Please filter the entries for the word "Iroha" and copy every line that has it.
[[ SUPPLIED MATERIAL, beginning ]]
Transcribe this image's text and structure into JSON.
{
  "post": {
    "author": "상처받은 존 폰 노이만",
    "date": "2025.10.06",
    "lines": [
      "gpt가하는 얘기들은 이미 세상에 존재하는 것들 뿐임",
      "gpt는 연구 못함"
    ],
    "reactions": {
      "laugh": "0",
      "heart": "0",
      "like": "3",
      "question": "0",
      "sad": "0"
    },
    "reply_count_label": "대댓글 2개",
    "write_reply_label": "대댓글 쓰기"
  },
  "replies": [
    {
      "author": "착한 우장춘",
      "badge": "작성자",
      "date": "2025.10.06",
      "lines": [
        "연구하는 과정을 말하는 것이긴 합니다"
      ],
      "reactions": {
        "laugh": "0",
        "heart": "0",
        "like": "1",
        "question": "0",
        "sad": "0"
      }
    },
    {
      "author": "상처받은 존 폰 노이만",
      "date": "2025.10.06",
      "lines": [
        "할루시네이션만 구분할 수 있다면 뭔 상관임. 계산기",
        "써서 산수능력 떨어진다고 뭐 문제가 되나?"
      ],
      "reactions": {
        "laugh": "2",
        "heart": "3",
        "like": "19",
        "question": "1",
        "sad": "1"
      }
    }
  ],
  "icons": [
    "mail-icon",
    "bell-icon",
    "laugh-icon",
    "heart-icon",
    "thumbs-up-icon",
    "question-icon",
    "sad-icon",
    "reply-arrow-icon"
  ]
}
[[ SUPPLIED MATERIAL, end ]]
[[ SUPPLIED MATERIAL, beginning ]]
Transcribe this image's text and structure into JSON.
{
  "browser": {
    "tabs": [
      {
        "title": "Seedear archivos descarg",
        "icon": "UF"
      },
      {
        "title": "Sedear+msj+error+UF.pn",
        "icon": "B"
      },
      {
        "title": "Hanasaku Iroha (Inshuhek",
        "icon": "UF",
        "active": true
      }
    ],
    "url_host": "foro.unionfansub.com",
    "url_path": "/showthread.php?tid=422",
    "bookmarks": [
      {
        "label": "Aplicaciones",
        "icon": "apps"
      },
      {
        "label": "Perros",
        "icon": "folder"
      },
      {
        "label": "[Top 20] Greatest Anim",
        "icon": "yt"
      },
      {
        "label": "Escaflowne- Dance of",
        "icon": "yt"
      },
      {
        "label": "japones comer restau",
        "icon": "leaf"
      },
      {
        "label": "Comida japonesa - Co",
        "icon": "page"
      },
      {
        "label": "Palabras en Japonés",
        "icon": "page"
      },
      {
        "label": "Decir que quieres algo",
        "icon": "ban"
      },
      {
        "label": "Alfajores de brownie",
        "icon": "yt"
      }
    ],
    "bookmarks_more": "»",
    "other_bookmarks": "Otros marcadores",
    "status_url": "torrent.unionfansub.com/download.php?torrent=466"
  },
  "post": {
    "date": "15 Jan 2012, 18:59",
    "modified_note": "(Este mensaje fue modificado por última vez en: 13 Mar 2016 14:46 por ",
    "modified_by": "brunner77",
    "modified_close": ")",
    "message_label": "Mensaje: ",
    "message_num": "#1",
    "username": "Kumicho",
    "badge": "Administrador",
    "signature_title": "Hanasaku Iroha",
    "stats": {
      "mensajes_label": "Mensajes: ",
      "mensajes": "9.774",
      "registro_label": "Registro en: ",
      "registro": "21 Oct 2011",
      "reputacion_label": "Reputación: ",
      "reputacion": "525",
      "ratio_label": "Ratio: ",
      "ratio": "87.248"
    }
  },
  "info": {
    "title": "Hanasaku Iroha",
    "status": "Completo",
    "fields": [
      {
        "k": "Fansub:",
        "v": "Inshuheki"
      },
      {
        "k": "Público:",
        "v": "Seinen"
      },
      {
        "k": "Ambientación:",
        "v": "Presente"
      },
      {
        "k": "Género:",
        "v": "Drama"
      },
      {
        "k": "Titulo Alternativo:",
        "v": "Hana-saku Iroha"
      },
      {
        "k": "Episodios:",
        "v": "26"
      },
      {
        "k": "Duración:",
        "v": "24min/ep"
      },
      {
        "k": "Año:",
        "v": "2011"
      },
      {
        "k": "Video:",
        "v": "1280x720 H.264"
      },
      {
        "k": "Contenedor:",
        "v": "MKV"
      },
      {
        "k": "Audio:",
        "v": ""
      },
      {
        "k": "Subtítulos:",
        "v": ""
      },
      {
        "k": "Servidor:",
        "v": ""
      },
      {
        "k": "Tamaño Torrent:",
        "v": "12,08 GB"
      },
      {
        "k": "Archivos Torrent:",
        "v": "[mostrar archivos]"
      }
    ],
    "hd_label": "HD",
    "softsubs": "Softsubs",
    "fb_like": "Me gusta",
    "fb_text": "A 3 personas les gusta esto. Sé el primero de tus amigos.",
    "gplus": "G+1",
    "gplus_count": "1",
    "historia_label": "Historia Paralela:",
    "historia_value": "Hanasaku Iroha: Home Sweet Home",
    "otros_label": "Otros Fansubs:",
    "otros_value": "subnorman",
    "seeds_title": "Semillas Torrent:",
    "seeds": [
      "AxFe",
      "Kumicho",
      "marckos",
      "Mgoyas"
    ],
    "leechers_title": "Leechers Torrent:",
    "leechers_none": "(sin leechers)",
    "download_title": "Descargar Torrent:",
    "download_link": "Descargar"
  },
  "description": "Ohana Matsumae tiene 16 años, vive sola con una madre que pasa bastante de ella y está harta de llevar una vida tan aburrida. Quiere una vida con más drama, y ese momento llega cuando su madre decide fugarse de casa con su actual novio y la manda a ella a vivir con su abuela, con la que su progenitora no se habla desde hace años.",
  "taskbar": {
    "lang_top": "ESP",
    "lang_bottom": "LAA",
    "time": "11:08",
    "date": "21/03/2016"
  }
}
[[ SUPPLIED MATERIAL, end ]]
TASK SOLUTION ▸
        "title": "Hanasaku Iroha (Inshuhek",
    "signature_title": "Hanasaku Iroha",
    "title": "Hanasaku Iroha",
        "v": "Hana-saku Iroha"
    "historia_value": "Hanasaku Iroha: Home Sweet Home",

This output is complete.